Porcelain Marriage ceremony Theme

Ceramics, Porcelains and Vases

We are proud to offer under large collection of really lovely, handcrafted Japanese & Chinese language design porcelain equipment & house décor accents. Browse among beautiful hand lacquered, hand painted, hand glazed umbrella stands, flower vases, spice jars, ginger jars, temple urns, decorative foot baths, plates, & chargers, in addition to a selection wonderful Ming dynasty design fishbowl model planter pots & jardinières.
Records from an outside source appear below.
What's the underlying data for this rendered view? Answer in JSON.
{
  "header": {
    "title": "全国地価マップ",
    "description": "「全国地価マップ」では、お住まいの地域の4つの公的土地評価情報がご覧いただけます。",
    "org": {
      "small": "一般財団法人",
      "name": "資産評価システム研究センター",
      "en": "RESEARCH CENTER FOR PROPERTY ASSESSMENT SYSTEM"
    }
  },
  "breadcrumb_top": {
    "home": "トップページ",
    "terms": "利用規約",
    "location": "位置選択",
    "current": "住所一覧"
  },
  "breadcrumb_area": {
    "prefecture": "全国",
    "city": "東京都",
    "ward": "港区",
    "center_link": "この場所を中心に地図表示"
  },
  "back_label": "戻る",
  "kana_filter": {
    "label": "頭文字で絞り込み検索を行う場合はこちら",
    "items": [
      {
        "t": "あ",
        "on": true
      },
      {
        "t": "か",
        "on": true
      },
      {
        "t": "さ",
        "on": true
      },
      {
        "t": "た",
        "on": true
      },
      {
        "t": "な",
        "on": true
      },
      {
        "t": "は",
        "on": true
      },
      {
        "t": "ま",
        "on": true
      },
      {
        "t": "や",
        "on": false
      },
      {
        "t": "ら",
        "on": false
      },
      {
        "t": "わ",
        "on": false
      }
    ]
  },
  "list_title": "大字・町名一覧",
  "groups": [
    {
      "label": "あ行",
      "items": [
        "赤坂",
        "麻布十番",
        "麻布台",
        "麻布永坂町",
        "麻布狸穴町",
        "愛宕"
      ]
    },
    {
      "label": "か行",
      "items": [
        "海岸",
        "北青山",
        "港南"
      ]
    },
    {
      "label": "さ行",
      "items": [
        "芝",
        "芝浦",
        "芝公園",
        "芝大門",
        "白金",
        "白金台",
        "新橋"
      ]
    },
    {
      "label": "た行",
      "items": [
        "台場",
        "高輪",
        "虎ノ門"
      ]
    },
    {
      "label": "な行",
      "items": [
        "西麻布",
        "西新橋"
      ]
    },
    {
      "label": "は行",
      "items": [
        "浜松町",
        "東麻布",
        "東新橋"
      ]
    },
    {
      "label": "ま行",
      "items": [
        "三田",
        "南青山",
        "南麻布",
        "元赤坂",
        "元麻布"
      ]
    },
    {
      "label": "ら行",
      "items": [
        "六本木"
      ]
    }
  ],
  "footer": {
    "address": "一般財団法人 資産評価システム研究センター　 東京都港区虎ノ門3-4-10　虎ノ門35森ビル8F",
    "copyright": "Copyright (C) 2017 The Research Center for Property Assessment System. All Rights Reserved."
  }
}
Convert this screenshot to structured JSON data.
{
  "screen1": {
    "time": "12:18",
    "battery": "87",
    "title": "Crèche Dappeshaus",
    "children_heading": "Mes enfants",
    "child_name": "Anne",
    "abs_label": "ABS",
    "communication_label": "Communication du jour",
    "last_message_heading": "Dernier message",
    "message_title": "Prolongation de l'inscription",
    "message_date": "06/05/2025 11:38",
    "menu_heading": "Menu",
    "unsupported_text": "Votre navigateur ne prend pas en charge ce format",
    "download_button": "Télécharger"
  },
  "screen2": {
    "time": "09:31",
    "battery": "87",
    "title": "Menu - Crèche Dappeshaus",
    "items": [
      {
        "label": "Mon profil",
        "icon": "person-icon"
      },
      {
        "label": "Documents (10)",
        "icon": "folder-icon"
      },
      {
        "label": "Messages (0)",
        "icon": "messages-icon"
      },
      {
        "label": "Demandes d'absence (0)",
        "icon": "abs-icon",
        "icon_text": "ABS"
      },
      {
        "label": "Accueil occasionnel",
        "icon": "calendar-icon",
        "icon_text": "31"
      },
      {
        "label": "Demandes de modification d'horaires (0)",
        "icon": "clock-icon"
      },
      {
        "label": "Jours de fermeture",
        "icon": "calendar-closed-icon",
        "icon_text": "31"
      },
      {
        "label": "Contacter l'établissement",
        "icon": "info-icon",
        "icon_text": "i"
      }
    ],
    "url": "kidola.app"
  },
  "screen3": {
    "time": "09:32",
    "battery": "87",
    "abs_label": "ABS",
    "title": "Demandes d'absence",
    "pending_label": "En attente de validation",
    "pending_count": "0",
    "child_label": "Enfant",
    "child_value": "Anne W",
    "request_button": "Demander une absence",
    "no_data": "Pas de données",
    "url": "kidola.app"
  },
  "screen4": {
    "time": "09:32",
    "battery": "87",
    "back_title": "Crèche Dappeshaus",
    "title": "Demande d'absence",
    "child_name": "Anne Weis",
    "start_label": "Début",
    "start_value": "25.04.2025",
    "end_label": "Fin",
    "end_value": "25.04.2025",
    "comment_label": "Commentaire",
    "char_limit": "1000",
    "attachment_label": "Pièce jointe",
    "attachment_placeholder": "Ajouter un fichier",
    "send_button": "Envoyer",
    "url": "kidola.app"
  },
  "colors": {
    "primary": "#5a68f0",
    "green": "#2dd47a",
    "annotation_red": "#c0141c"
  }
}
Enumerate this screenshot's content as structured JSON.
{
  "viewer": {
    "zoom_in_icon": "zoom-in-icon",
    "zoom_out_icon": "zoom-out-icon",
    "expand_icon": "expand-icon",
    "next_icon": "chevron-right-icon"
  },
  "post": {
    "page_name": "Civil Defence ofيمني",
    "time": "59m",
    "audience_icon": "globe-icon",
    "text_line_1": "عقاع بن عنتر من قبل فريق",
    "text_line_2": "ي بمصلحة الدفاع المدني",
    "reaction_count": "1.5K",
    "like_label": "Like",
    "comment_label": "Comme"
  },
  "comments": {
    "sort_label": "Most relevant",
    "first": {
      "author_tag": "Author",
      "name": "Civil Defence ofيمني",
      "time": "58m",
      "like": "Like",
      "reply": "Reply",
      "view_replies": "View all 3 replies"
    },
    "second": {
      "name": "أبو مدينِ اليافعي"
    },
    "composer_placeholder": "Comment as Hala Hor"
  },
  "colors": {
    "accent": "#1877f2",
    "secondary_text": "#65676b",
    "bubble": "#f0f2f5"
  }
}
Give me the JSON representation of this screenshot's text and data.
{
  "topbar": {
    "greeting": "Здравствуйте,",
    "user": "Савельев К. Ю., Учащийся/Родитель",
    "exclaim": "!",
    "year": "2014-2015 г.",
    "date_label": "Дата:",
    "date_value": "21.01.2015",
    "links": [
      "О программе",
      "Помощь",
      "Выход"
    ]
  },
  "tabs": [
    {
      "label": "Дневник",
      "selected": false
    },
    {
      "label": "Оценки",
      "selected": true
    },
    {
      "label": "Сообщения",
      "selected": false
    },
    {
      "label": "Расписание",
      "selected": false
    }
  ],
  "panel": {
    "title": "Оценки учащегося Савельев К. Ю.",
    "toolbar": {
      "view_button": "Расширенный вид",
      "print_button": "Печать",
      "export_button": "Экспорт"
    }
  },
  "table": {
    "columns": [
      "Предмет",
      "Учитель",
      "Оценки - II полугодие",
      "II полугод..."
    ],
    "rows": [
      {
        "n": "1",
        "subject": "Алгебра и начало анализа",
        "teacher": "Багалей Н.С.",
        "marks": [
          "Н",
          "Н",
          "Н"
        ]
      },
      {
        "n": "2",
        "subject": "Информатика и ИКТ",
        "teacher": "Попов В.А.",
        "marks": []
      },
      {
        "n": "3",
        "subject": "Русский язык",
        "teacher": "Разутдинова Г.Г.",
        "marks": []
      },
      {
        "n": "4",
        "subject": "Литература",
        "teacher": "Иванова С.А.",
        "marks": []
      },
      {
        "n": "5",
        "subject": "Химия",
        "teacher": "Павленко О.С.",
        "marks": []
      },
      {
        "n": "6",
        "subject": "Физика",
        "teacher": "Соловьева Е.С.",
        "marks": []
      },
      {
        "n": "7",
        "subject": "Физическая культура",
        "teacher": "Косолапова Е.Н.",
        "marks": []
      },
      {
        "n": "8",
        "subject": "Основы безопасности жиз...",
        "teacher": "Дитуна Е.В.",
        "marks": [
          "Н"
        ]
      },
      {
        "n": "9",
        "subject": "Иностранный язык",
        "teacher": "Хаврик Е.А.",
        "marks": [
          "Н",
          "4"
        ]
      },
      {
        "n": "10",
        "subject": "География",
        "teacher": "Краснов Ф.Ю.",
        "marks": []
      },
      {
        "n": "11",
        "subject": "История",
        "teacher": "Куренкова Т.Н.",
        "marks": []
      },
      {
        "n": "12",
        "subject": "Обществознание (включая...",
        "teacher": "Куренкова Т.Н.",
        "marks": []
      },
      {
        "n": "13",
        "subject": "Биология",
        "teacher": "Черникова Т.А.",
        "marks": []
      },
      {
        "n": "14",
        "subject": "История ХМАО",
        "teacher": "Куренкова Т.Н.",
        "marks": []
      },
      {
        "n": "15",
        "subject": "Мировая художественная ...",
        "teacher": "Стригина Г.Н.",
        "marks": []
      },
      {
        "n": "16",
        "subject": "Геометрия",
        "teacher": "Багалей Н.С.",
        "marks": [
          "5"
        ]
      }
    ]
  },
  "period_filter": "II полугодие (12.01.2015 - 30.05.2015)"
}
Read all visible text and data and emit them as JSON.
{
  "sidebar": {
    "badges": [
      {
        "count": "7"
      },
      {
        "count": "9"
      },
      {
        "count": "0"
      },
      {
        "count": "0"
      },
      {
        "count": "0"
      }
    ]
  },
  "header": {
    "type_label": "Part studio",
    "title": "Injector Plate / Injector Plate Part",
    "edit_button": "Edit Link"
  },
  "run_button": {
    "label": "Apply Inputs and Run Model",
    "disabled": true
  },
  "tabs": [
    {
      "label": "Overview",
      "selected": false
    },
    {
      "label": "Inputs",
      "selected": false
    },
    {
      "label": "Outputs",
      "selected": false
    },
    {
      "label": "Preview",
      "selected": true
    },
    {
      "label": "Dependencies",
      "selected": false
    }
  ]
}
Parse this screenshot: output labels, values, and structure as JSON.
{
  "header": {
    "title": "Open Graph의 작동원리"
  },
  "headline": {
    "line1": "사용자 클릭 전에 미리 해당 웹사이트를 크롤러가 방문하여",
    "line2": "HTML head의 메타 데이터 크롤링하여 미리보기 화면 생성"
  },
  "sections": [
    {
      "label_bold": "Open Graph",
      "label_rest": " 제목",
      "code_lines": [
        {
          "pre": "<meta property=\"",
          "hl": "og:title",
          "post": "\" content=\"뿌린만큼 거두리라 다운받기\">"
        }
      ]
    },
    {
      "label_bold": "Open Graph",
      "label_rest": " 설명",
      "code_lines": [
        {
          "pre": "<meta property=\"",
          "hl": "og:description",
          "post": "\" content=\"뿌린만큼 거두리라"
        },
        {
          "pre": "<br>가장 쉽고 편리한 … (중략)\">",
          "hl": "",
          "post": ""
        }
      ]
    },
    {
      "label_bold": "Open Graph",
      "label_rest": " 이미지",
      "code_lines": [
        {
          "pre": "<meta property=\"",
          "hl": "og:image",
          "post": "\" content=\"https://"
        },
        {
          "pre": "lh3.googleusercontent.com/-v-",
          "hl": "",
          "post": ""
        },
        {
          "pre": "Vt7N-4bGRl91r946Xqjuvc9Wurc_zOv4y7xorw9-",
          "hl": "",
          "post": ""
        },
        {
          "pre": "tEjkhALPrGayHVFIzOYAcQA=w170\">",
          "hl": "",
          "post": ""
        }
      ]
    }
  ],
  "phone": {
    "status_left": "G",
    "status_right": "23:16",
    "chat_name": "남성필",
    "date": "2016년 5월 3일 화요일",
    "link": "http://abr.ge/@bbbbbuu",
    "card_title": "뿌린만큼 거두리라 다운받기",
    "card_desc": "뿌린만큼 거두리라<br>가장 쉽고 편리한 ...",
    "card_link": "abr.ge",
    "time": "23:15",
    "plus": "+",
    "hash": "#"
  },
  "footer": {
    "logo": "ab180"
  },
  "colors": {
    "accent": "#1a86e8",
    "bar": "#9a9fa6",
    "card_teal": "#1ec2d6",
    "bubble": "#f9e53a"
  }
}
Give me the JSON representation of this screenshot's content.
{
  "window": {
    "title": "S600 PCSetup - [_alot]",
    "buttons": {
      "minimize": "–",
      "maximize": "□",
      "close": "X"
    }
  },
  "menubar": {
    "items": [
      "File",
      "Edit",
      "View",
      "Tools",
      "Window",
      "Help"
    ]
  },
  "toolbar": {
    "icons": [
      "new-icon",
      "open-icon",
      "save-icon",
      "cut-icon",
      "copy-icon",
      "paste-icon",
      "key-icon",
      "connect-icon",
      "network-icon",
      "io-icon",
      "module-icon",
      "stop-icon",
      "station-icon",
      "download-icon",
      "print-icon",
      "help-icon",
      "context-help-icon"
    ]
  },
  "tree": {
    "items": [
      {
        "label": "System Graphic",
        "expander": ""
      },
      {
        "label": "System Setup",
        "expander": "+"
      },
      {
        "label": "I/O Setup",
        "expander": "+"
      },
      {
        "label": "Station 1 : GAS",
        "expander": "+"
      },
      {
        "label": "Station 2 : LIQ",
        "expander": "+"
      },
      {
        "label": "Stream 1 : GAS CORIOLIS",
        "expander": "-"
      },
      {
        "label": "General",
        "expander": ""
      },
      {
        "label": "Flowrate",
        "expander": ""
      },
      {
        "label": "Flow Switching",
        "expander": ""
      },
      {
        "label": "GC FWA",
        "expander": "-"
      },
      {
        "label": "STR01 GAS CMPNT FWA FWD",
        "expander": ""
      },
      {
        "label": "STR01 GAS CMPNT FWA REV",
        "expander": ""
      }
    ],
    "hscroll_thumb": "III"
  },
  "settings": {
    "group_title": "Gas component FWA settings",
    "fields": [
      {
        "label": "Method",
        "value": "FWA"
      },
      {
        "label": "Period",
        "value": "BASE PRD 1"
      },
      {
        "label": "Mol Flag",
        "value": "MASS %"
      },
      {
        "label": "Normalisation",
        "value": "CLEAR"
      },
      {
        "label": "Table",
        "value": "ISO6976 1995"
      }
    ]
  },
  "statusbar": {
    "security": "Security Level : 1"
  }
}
Be aware too that we offer quite a lot of basic Asian fashion bases & stands for much of our collection of nice Chinese ceramic vases, jars, & planters.

Despite the early progress of trade routes westwards to central Asia, it wasn’t until the Tang Dynasty (618-906) that China started exporting its porcelain frequently. The first main customer was Arabia and the Islamic world. Tang ceramicists managed to mix the qualities of southern Chinese language celadon and northern white porcelain with the high-quality soil of the region close to the city of Jingdezhen city, in northeastern Jiangxi province, in order to supply a sort of white-inexperienced porcelain, often known as synthetic jade. Highly prized both in China and elsewhere, it was later exported to Arabia and Europe in massive portions.

This unusual system derives its name from the French for a night vigil. It was used to keep a drink or portion of semi-liquid meals heat at evening-time, initially solely on the bedside of infants or invalids, but from about 1800 for extra normal use. In the days earlier than electrical timers, it was the closest factor to a mixed ‘teasmade’ and nightlight.

From a technical perspective Jingdezhen reached its highest degree of achievement in the Qianlong reign. It produced porcelains imitating objects in other supplies similar to gold, silver, stone, lacquer, mother-of-pearl, bamboo, gourd, wood, jade and bronze. Other technical tours de power embody openwork and nested objects with freely revolving interior components.

The relative fragility of ceramic ware is probably what has kept the self-discipline constantly progressing. Pieces break, are discarded, and replaced by new innovations in type, colour, and line. A never ending cycle of creativity that sees no actual finish in sight and no finish to the human need for expression, whether or not from small single-occupied studios, to large regional and worldwide corporations.